Walking down the old track for a short distance, a couple of Woodpeckers in the same tree turned out to be to species: Syrian and Middle Spotted. Then the excitement! A scolding Lesser Whitethroat was creating a kerfuffle for a reason. A black snake, about 1˝m in length, was draped over branches within the bush. On closer inspection, we found the head end (not easy in the thick of the bush), and saw that it had an orange throat. The black scales on the back glistened with the sunshine which managed to percolate through. Later research proved this to be a Black Whip Snake. Moving on, and an Ortolan Bunting was singing above us, an Upcher’s Warbler showy, and a third Cincereous Bunting was near to the car.
Before leaving, we parked the car a short way along the old track, and located the spring a short way up. Ignoring the local kids having a plodge, we turned to the right (downstream), where we found the path a little flooded, and a magnetic area for drinking birds. Amongst these were Rufous-tailed Scrub Robin, Black-headed Buntings, and Upcher’s Warbler.

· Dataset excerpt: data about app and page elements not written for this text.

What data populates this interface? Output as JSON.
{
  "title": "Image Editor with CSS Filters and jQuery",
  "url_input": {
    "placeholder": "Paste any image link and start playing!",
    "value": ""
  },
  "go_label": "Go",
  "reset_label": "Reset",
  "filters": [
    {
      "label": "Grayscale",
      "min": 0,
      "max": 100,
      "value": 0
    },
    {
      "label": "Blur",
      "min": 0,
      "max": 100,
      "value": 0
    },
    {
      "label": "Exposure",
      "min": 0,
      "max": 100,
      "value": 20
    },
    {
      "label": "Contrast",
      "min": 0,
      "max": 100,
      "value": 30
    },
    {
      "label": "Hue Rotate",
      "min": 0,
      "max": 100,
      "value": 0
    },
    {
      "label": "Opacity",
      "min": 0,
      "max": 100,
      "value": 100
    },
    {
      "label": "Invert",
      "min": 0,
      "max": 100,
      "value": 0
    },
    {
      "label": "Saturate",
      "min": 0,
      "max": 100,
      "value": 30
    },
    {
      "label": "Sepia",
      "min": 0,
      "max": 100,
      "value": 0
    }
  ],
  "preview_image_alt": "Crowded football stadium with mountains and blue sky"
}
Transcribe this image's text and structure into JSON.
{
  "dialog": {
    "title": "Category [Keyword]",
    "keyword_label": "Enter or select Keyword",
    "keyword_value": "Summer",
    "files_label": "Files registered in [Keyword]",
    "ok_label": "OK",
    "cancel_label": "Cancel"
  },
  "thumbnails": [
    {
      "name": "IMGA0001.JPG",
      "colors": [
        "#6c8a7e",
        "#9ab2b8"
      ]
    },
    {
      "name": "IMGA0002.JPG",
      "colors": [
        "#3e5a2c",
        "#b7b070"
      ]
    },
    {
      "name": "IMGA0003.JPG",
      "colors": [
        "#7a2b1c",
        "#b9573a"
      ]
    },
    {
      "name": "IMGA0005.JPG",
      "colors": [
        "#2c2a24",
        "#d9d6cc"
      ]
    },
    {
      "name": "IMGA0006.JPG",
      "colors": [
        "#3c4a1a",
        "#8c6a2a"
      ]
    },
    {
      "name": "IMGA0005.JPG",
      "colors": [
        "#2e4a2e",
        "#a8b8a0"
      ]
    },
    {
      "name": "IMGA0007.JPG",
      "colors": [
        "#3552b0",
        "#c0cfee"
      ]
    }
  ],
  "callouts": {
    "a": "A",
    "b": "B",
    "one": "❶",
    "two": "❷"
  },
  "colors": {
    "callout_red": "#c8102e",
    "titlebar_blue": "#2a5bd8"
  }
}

After returning to Birecik and just before our now traditional lunchtime visit to the Ikinchi Bahar restaurant, we had stopped off at the bridge on the motel side of the river to look for Dead Sea Sparrows amongst the numerous House Sparrows. After a little bit of searching in the high heat, we managed to pin down 2 males and a female.
Once the high temperatures of midday and early afternoon at Birecik had subsided to some degree, we decided to explore the Euphrates to the South. We took the road which passed the Gulhane tea rooms, and kept on this cobbled road until it ended at a gate. A left turn was made on to a track through the houses to some blocks of apartments, and then a right turn. After 3.3km (as measured from the bridge) we took a right turn through a fence, which immediately climbed up on to the track which was to progress South along the East bank of the Euphrates. This first part also bounded the “ponds”, which were indeed one or two ponds with the characteristic brackish smell of salt pans, but mainly a few islands in the river, which seemed to make side channels which at first glance looked like lagoons. There was much unfulfilled potential here. Some birds were present, but not nearly as many as could be expected from this type of habitat. Squacco Herons were obvious and flighty, with a single Glossy Ibis present early on. A female Red-crested Pochard didn’t stay long, but a couple of Ferruginous Ducks landed later. The only waders of note were a trio of Little Ringed Plovers, with a couple of feldegg Western Yellow Wagtails nearby. Only a couple of Pygmy Cormorants were on the lagoons, but were constantly flying over.
We then drove further on this track, which continued to the 10km mark, and skirted the shore of the river. Birds here were sporadic – Gull-billed Terns, Little Egrets, a few Rollers, some Bee-eaters, and more Pygmy Cormorants passing by upriver. The track joined a tarmac road, and we decided to continue on (towards the Syrian border!) to the 20km mark, since we had been told that there may be some more gravel pits there with the potential of Blue-cheeked Bee-eaters. However, no evidence of either was found, so we turned back and returned the same way. Main bird of interest was a single Stone Curlew which was on a small shingle beach on the banks of the river.